_Action item:_
Return every line below in which "agua" appears.

******************************

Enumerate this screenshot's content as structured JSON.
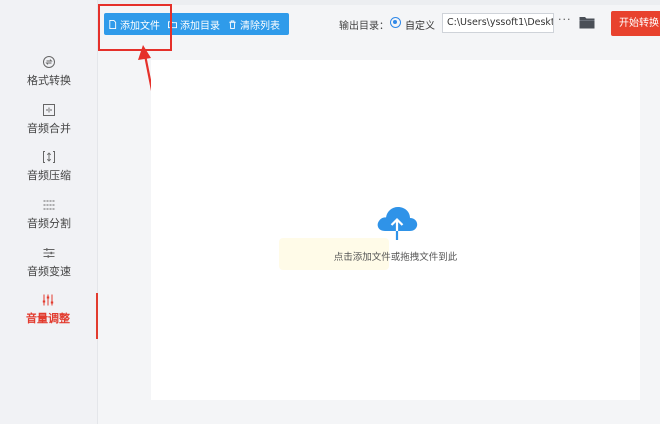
{
  "toolbar": {
    "add_file": "添加文件",
    "add_folder": "添加目录",
    "clear_list": "清除列表",
    "output_label": "输出目录：",
    "output_option": "自定义",
    "output_path": "C:\\Users\\yssoft1\\Deskt",
    "more": "···",
    "start": "开始转换"
  },
  "sidebar": {
    "items": [
      {
        "label": "格式转换",
        "icon": "format-convert-icon"
      },
      {
        "label": "音频合并",
        "icon": "audio-merge-icon"
      },
      {
        "label": "音频压缩",
        "icon": "audio-compress-icon"
      },
      {
        "label": "音频分割",
        "icon": "audio-split-icon"
      },
      {
        "label": "音频变速",
        "icon": "audio-speed-icon"
      },
      {
        "label": "音量调整",
        "icon": "volume-adjust-icon",
        "active": true
      }
    ]
  },
  "drop": {
    "hint": "点击添加文件或拖拽文件到此"
  },
  "colors": {
    "primary": "#2f9bea",
    "accent": "#e23b2e",
    "start_button": "#e8422e",
    "annotation": "#e5302a"
  }
}
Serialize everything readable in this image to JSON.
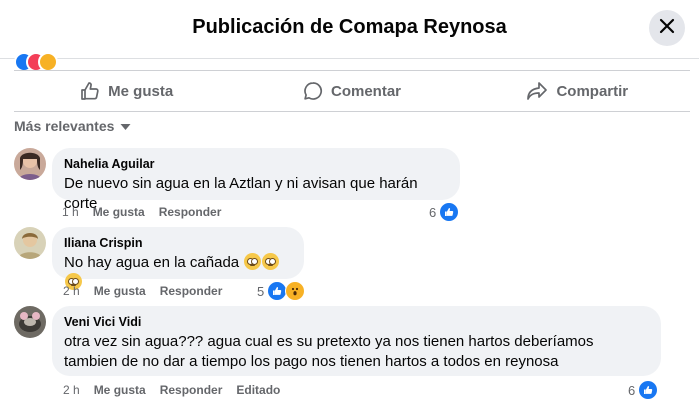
{
  "dialog": {
    "title": "Publicación de Comapa Reynosa"
  },
  "actions": {
    "like": "Me gusta",
    "comment": "Comentar",
    "share": "Compartir"
  },
  "sort": {
    "label": "Más relevantes"
  },
  "comments": [
    {
      "author": "Nahelia Aguilar",
      "text": "De nuevo sin agua en la Aztlan y ni avisan que harán corte",
      "time": "1 h",
      "like": "Me gusta",
      "reply": "Responder",
      "reactions": "6"
    },
    {
      "author": "Iliana Crispin",
      "text": "No hay agua en la cañada",
      "time": "2 h",
      "like": "Me gusta",
      "reply": "Responder",
      "reactions": "5"
    },
    {
      "author": "Veni Vici Vidi",
      "text": "otra vez sin agua??? agua cual es su pretexto ya nos tienen hartos deberíamos tambien de no dar a tiempo los pago nos tienen hartos a todos en reynosa",
      "time": "2 h",
      "like": "Me gusta",
      "reply": "Responder",
      "edited": "Editado",
      "reactions": "6"
    }
  ],
  "icons": {
    "close": "close-icon",
    "like": "thumbs-up-icon",
    "comment": "comment-bubble-icon",
    "share": "share-arrow-icon",
    "sort": "caret-down-icon"
  },
  "colors": {
    "accent": "#1877f2",
    "secondary_text": "#65676b",
    "bubble": "#f0f2f5"
  }
}
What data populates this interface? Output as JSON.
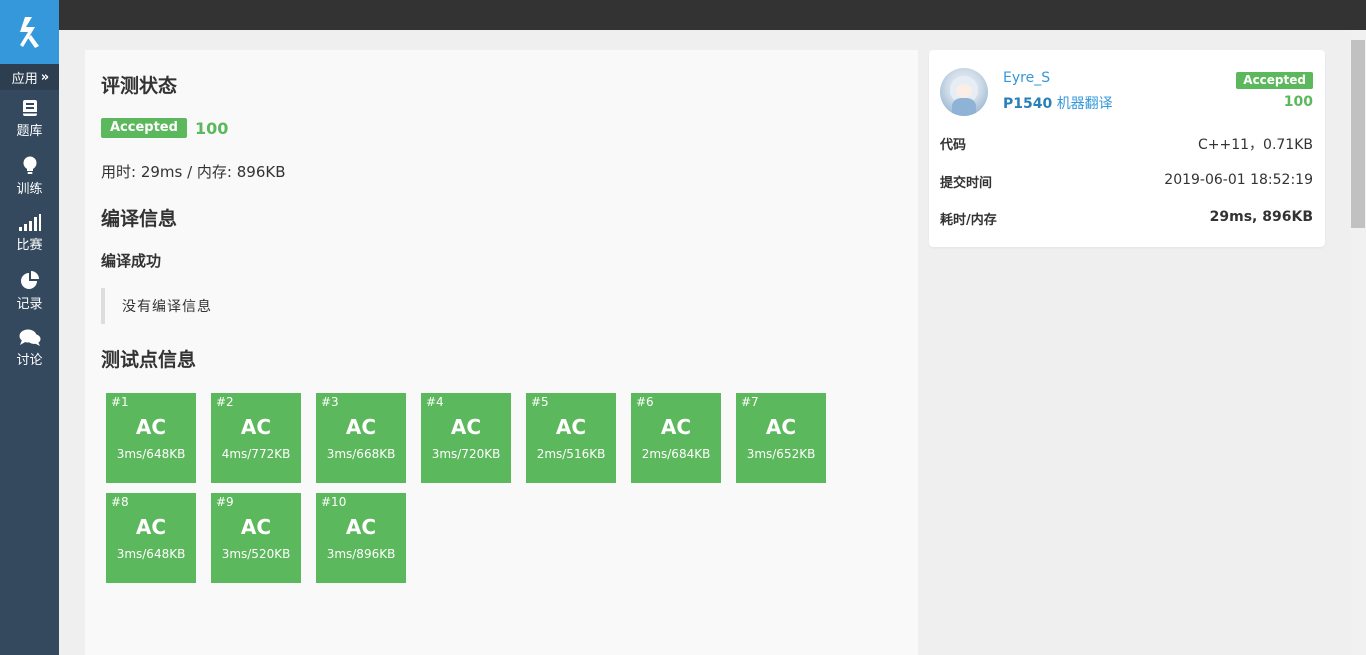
{
  "sidebar": {
    "app_label": "应用",
    "app_chevron": "»",
    "items": [
      {
        "label": "题库",
        "icon": "book-icon"
      },
      {
        "label": "训练",
        "icon": "lightbulb-icon"
      },
      {
        "label": "比赛",
        "icon": "signal-bars-icon"
      },
      {
        "label": "记录",
        "icon": "pie-chart-icon"
      },
      {
        "label": "讨论",
        "icon": "chat-bubbles-icon"
      }
    ]
  },
  "main": {
    "status_title": "评测状态",
    "status_badge": "Accepted",
    "score": "100",
    "time_memory": "用时: 29ms / 内存: 896KB",
    "compile_title": "编译信息",
    "compile_result": "编译成功",
    "compile_message": "没有编译信息",
    "test_title": "测试点信息",
    "testcases": [
      {
        "num": "#1",
        "result": "AC",
        "info": "3ms/648KB"
      },
      {
        "num": "#2",
        "result": "AC",
        "info": "4ms/772KB"
      },
      {
        "num": "#3",
        "result": "AC",
        "info": "3ms/668KB"
      },
      {
        "num": "#4",
        "result": "AC",
        "info": "3ms/720KB"
      },
      {
        "num": "#5",
        "result": "AC",
        "info": "2ms/516KB"
      },
      {
        "num": "#6",
        "result": "AC",
        "info": "2ms/684KB"
      },
      {
        "num": "#7",
        "result": "AC",
        "info": "3ms/652KB"
      },
      {
        "num": "#8",
        "result": "AC",
        "info": "3ms/648KB"
      },
      {
        "num": "#9",
        "result": "AC",
        "info": "3ms/520KB"
      },
      {
        "num": "#10",
        "result": "AC",
        "info": "3ms/896KB"
      }
    ]
  },
  "side": {
    "username": "Eyre_S",
    "problem_id": "P1540",
    "problem_name": "机器翻译",
    "badge": "Accepted",
    "score": "100",
    "code_label": "代码",
    "code_value": "C++11，0.71KB",
    "submit_label": "提交时间",
    "submit_value": "2019-06-01 18:52:19",
    "time_label": "耗时/内存",
    "time_value": "29ms, 896KB"
  },
  "colors": {
    "accepted": "#5cb85c",
    "link": "#3498db",
    "sidebar": "#34495e",
    "logo_bg": "#3498db"
  }
}
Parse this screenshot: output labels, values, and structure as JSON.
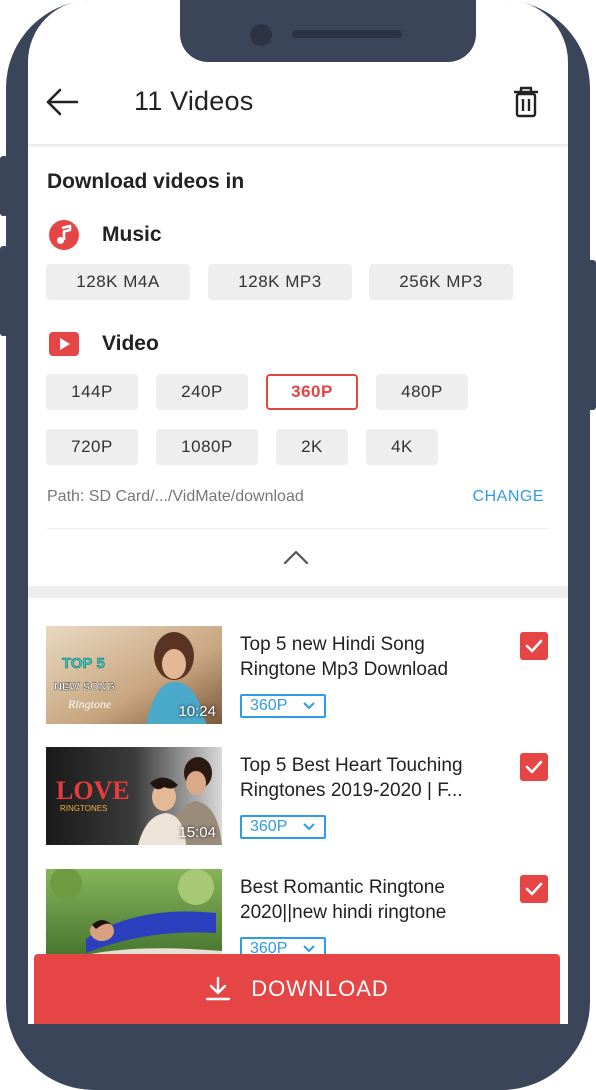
{
  "header": {
    "title": "11 Videos"
  },
  "settings": {
    "heading": "Download videos in",
    "music": {
      "label": "Music",
      "options": [
        "128K  M4A",
        "128K  MP3",
        "256K  MP3"
      ]
    },
    "video": {
      "label": "Video",
      "options": [
        "144P",
        "240P",
        "360P",
        "480P",
        "720P",
        "1080P",
        "2K",
        "4K"
      ],
      "selected": "360P"
    },
    "path": "Path: SD Card/.../VidMate/download",
    "change_label": "CHANGE"
  },
  "videos": [
    {
      "title": "Top 5 new Hindi Song Ringtone Mp3 Download",
      "duration": "10:24",
      "quality": "360P",
      "checked": true,
      "thumb_text": "TOP 5 NEW SONG Ringtone"
    },
    {
      "title": "Top 5 Best Heart Touching Ringtones 2019-2020 | F...",
      "duration": "15:04",
      "quality": "360P",
      "checked": true,
      "thumb_text": "LOVE RINGTONES"
    },
    {
      "title": "Best Romantic Ringtone 2020||new hindi ringtone",
      "duration": "",
      "quality": "360P",
      "checked": true,
      "thumb_text": ""
    }
  ],
  "download_label": "DOWNLOAD",
  "colors": {
    "accent": "#e64545",
    "link": "#2e9ce6",
    "frame": "#3b4559"
  },
  "icons": [
    "back-arrow-icon",
    "trash-icon",
    "music-note-icon",
    "play-video-icon",
    "chevron-up-icon",
    "chevron-down-icon",
    "checkmark-icon",
    "download-icon"
  ]
}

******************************

_Reply to the task:_
      "text": "De nuevo sin agua en la Aztlan y ni avisan que harán corte",
      "text": "No hay agua en la cañada",
      "text": "otra vez sin agua??? agua cual es su pretexto ya nos tienen hartos deberíamos tambien de no dar a tiempo los pago nos tienen hartos a todos en reynosa",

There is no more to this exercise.